== Work instruction ==
Show all lines from the listing below that contain "this".

== Material provided ==
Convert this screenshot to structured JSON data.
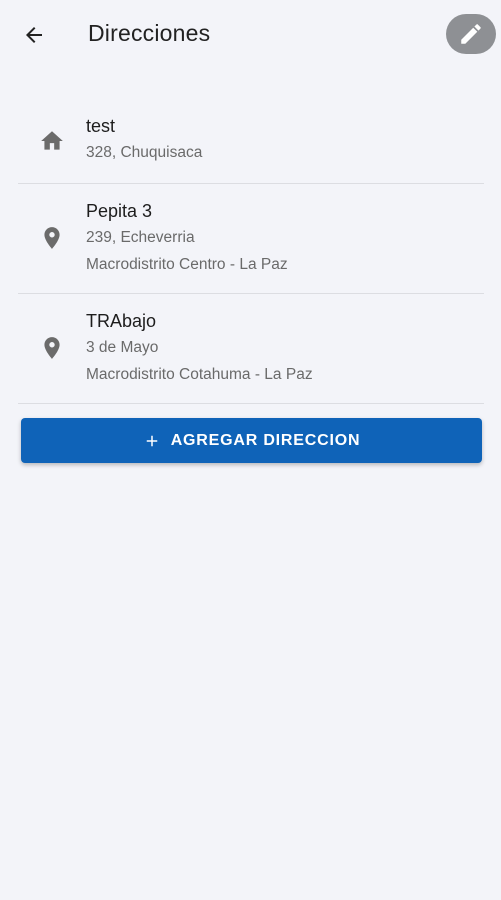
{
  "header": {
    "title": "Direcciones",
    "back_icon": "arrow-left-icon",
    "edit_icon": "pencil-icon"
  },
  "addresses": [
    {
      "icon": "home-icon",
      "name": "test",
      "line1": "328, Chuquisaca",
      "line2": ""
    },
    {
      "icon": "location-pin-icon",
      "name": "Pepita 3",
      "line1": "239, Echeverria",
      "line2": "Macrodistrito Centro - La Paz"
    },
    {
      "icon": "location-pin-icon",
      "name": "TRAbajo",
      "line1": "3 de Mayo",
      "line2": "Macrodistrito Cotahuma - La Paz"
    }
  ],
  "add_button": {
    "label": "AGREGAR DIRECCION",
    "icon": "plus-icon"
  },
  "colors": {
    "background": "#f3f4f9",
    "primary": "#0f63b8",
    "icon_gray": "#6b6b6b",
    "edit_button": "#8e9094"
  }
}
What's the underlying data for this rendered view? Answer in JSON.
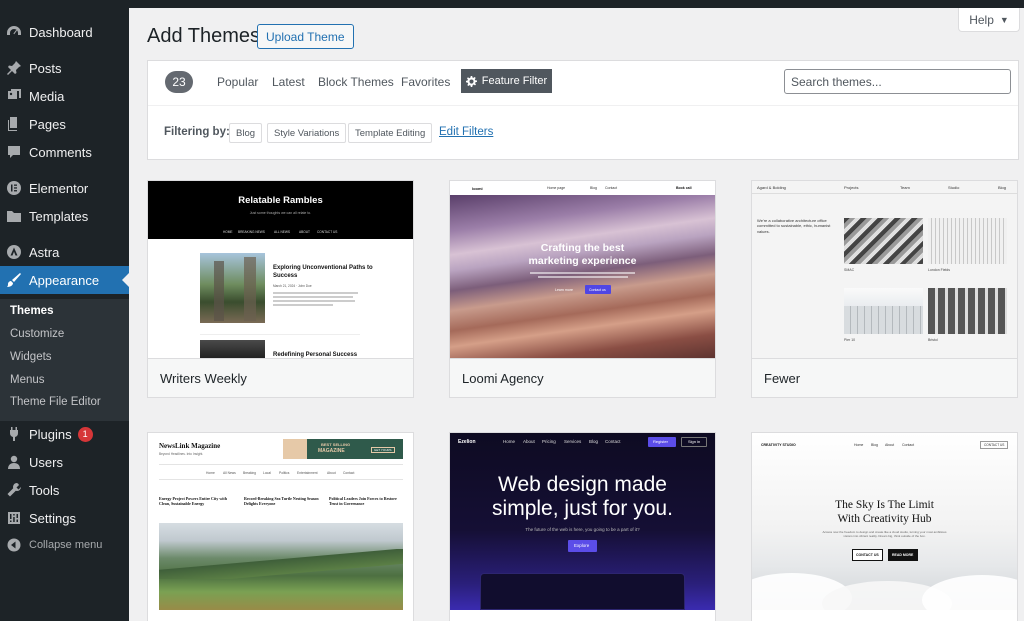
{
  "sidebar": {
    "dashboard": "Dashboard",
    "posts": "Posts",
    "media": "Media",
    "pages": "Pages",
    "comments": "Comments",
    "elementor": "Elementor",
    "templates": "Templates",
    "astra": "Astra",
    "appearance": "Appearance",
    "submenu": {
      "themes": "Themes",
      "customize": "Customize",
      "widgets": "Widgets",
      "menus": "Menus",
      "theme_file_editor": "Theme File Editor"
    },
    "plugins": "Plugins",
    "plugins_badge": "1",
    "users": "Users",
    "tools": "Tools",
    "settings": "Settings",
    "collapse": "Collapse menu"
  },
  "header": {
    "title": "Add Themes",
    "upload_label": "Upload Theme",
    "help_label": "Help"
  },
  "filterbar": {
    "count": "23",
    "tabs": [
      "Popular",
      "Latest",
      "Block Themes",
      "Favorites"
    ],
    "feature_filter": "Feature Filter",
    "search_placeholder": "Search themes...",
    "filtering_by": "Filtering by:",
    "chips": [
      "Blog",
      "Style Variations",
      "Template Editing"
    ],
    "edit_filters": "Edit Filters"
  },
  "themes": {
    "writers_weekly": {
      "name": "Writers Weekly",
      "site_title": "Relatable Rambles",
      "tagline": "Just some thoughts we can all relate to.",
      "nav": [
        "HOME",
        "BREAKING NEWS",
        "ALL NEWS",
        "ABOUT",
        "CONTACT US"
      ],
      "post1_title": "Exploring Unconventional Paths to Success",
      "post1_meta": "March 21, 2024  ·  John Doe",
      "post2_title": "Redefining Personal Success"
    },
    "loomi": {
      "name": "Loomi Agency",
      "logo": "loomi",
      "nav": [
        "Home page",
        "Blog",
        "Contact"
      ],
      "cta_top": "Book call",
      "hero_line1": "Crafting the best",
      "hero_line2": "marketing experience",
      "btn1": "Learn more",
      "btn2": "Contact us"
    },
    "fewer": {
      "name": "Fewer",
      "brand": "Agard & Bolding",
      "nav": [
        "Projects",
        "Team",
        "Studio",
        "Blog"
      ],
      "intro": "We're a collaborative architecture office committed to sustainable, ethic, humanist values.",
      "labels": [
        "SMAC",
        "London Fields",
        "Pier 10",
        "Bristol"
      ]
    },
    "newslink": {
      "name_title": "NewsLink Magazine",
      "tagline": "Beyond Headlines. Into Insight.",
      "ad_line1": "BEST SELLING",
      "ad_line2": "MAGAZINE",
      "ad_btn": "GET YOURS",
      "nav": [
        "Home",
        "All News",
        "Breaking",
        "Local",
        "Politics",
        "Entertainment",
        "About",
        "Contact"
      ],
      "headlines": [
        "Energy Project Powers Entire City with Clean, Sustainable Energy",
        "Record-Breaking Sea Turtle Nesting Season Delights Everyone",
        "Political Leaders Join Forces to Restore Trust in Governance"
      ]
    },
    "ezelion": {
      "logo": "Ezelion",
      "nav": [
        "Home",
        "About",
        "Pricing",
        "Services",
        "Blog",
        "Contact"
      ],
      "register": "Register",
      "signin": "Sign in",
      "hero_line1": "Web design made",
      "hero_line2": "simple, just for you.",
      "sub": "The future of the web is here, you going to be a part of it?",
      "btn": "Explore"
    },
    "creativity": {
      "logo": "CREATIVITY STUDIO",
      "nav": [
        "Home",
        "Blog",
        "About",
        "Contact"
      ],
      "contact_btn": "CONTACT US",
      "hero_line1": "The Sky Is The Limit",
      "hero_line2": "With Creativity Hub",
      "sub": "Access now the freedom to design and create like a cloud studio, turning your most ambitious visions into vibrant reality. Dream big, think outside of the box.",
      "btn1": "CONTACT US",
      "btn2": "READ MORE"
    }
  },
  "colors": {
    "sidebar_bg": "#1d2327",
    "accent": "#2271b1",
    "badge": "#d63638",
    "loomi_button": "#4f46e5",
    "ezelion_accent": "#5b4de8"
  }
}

== Reply to the exercise ==
Convert this screenshot to structured JSON data.
What's the underlying data for this rendered view? Answer in JSON.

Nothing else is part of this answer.